Deputy Owen Gore loves dogs. It’s evident in the way he talks about his former dog Hunter, who died in April, and his current canine partner Stryker.
Stryker and Gore spent eight weeks and more than 400 hours together training. As a result the two learned to work as a team and more importantly — last week — Stryker qualified as an Explosive K-9.
The two completed field trials Nov. 17 under the watchful eyes of Bryant Arrington, a Master Trainer for the Virginia State Police K-9 association, and an officer with the Culpeper Sheriff’s Office. Now the two are qualified to participate in K-9 searches for the Culpeper County Sheriff’s Office.
Stryker came to Culpeper via the Czech Republic. According to Gore, the bloodlines for dogs from the Republic are more documented and as a result better dogs come from the area. Arrington picked Stryker from a group brought to the United States for law enforcement use. Stryker, in Arrington’s expert opinion, was the best fit for the Culpeper Sheriff’s Office and he brought the dog here.
Stryker and Gore tested in different environments, from a static wall test for explosives to an active building search, in the qualification process held last week on a brisk autumn day. The field examination took hours.
Deputy Gore still misses Hunter but Stryker seems to have captured the young officer’s affection.
Gore originally started his law enforcement career in the Orange County Sheriff’s Office. But the Culpeper native wanted to return home and in 2008 he joined the Culpeper Sheriff’s Office. He started out working as a patrol deputy but his goal was to become a K-9 officer. In 2011 he achieved that goal with Hunter.

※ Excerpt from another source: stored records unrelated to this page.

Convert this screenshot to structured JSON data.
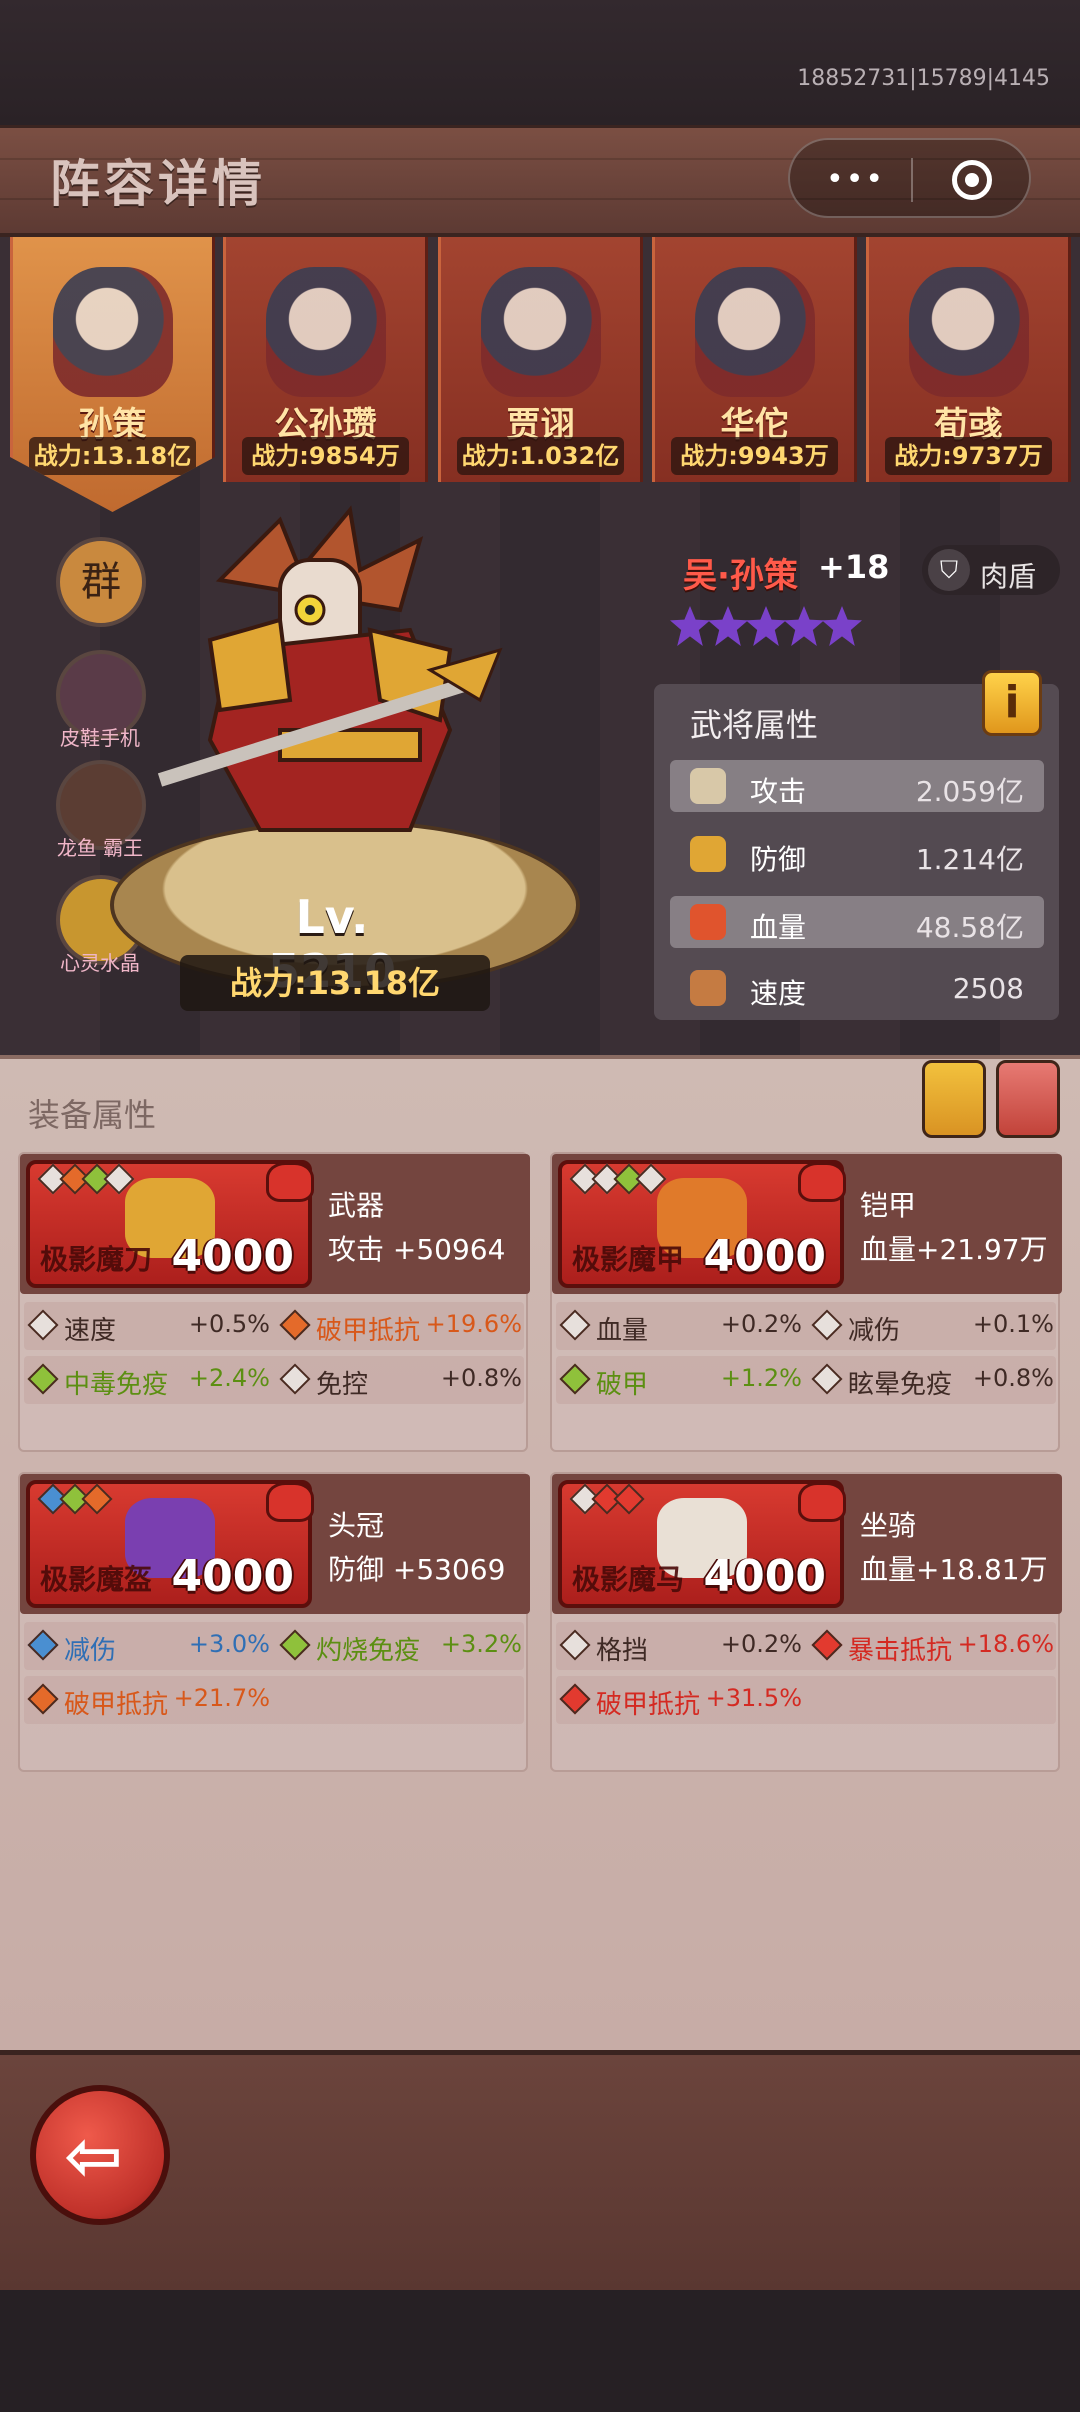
{
  "status": {
    "id_text": "18852731|15789|4145"
  },
  "header": {
    "title": "阵容详情",
    "more_icon": "more-dots-icon",
    "close_icon": "target-circle-icon"
  },
  "team": [
    {
      "name": "孙策",
      "power": "战力:13.18亿",
      "selected": true
    },
    {
      "name": "公孙瓒",
      "power": "战力:9854万",
      "selected": false
    },
    {
      "name": "贾诩",
      "power": "战力:1.032亿",
      "selected": false
    },
    {
      "name": "华佗",
      "power": "战力:9943万",
      "selected": false
    },
    {
      "name": "荀彧",
      "power": "战力:9737万",
      "selected": false
    }
  ],
  "side_icons": [
    {
      "label": "",
      "glyph": "群",
      "color": "#c9893e"
    },
    {
      "label": "皮鞋手机",
      "glyph": "",
      "color": "#5a3b48"
    },
    {
      "label": "龙鱼 霸王",
      "glyph": "",
      "color": "#5b3d33"
    },
    {
      "label": "心灵水晶",
      "glyph": "",
      "color": "#c8962f"
    }
  ],
  "hero": {
    "level": "Lv. 5210",
    "power": "战力:13.18亿",
    "name": "吴·孙策",
    "plus": "+18",
    "role": "肉盾",
    "stars": 5
  },
  "attributes": {
    "title": "武将属性",
    "info_label": "i",
    "rows": [
      {
        "name": "攻击",
        "value": "2.059亿",
        "color": "#d8c8a8",
        "highlight": true
      },
      {
        "name": "防御",
        "value": "1.214亿",
        "color": "#e0a634",
        "highlight": false
      },
      {
        "name": "血量",
        "value": "48.58亿",
        "color": "#e0542d",
        "highlight": true
      },
      {
        "name": "速度",
        "value": "2508",
        "color": "#c57b42",
        "highlight": false
      }
    ]
  },
  "equipment": {
    "title": "装备属性",
    "items": [
      {
        "name": "极影魔刀",
        "level": "4000",
        "type": "武器",
        "main": "攻击   +50964",
        "gems": [
          "#e7e0dc",
          "#e46a2a",
          "#8fc13b",
          "#e7e0dc"
        ],
        "subs": [
          [
            {
              "name": "速度",
              "value": "+0.5%",
              "color": "#e7e0dc",
              "text": "#3f2a25"
            },
            {
              "name": "破甲抵抗",
              "value": "+19.6%",
              "color": "#e46a2a",
              "text": "#d8581a"
            }
          ],
          [
            {
              "name": "中毒免疫",
              "value": "+2.4%",
              "color": "#8fc13b",
              "text": "#5c8f12"
            },
            {
              "name": "免控",
              "value": "+0.8%",
              "color": "#e7e0dc",
              "text": "#3f2a25"
            }
          ]
        ]
      },
      {
        "name": "极影魔甲",
        "level": "4000",
        "type": "铠甲",
        "main": "血量+21.97万",
        "gems": [
          "#e7e0dc",
          "#e7e0dc",
          "#8fc13b",
          "#e7e0dc"
        ],
        "subs": [
          [
            {
              "name": "血量",
              "value": "+0.2%",
              "color": "#e7e0dc",
              "text": "#3f2a25"
            },
            {
              "name": "减伤",
              "value": "+0.1%",
              "color": "#e7e0dc",
              "text": "#3f2a25"
            }
          ],
          [
            {
              "name": "破甲",
              "value": "+1.2%",
              "color": "#8fc13b",
              "text": "#5c8f12"
            },
            {
              "name": "眩晕免疫",
              "value": "+0.8%",
              "color": "#e7e0dc",
              "text": "#3f2a25"
            }
          ]
        ]
      },
      {
        "name": "极影魔盔",
        "level": "4000",
        "type": "头冠",
        "main": "防御   +53069",
        "gems": [
          "#4a8fd1",
          "#8fc13b",
          "#e46a2a"
        ],
        "subs": [
          [
            {
              "name": "减伤",
              "value": "+3.0%",
              "color": "#4a8fd1",
              "text": "#2f6fb5"
            },
            {
              "name": "灼烧免疫",
              "value": "+3.2%",
              "color": "#8fc13b",
              "text": "#5c8f12"
            }
          ],
          [
            {
              "name": "破甲抵抗",
              "value": "+21.7%",
              "color": "#e46a2a",
              "text": "#d8581a"
            }
          ]
        ]
      },
      {
        "name": "极影魔马",
        "level": "4000",
        "type": "坐骑",
        "main": "血量+18.81万",
        "gems": [
          "#e7e0dc",
          "#e23a2f",
          "#e23a2f"
        ],
        "subs": [
          [
            {
              "name": "格挡",
              "value": "+0.2%",
              "color": "#e7e0dc",
              "text": "#3f2a25"
            },
            {
              "name": "暴击抵抗",
              "value": "+18.6%",
              "color": "#e23a2f",
              "text": "#d42a22"
            }
          ],
          [
            {
              "name": "破甲抵抗",
              "value": "+31.5%",
              "color": "#e23a2f",
              "text": "#d42a22"
            }
          ]
        ]
      }
    ]
  },
  "footer": {
    "back_icon": "back-arrow-icon"
  }
}
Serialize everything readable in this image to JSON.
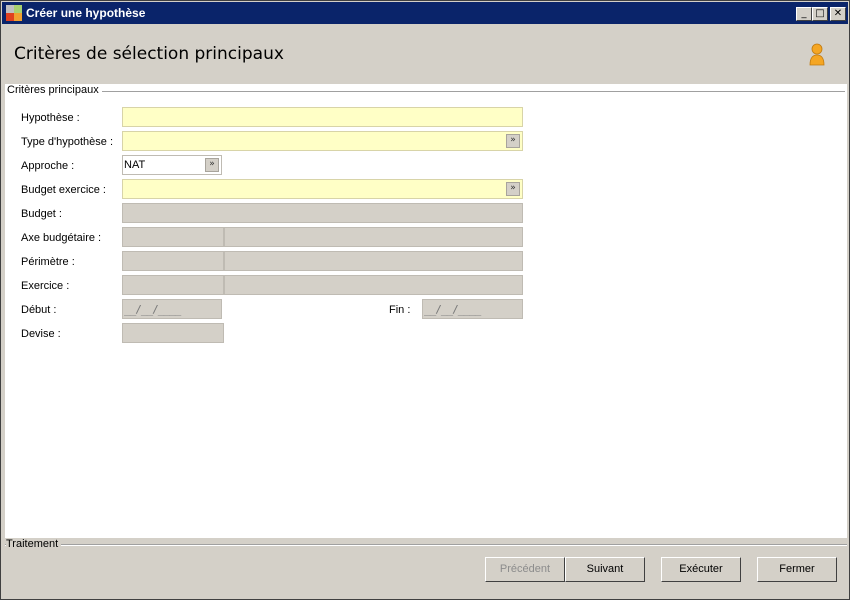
{
  "window": {
    "title": "Créer une hypothèse",
    "min_label": "_",
    "max_label": "□",
    "close_label": "✕"
  },
  "header": {
    "title": "Critères de sélection principaux",
    "icon": "user-icon"
  },
  "main_group": {
    "label": "Critères principaux"
  },
  "fields": {
    "hypothese": {
      "label": "Hypothèse :",
      "value": ""
    },
    "type_hypothese": {
      "label": "Type d'hypothèse :",
      "value": ""
    },
    "approche": {
      "label": "Approche :",
      "value": "NAT"
    },
    "budget_exercice": {
      "label": "Budget exercice :",
      "value": ""
    },
    "budget": {
      "label": "Budget :",
      "value": ""
    },
    "axe_budgetaire": {
      "label": "Axe budgétaire :",
      "code": "",
      "desc": ""
    },
    "perimetre": {
      "label": "Périmètre :",
      "code": "",
      "desc": ""
    },
    "exercice": {
      "label": "Exercice :",
      "code": "",
      "desc": ""
    },
    "debut": {
      "label": "Début :",
      "mask": "__/__/____"
    },
    "fin": {
      "label": "Fin :",
      "mask": "__/__/____"
    },
    "devise": {
      "label": "Devise :",
      "value": ""
    }
  },
  "footer": {
    "group_label": "Traitement",
    "buttons": {
      "precedent": "Précédent",
      "suivant": "Suivant",
      "executer": "Exécuter",
      "fermer": "Fermer"
    }
  },
  "colors": {
    "titlebar": "#0a246a",
    "required_field": "#ffffc6",
    "readonly_field": "#d4d0c8"
  }
}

With Stryker as his partner Gore says he is looking forward to returning as an active K-9 team. While he misses Hunter, and says he is grateful for the support shown to him from the community upon the dog’s passing, he is excited about the future with Stryker.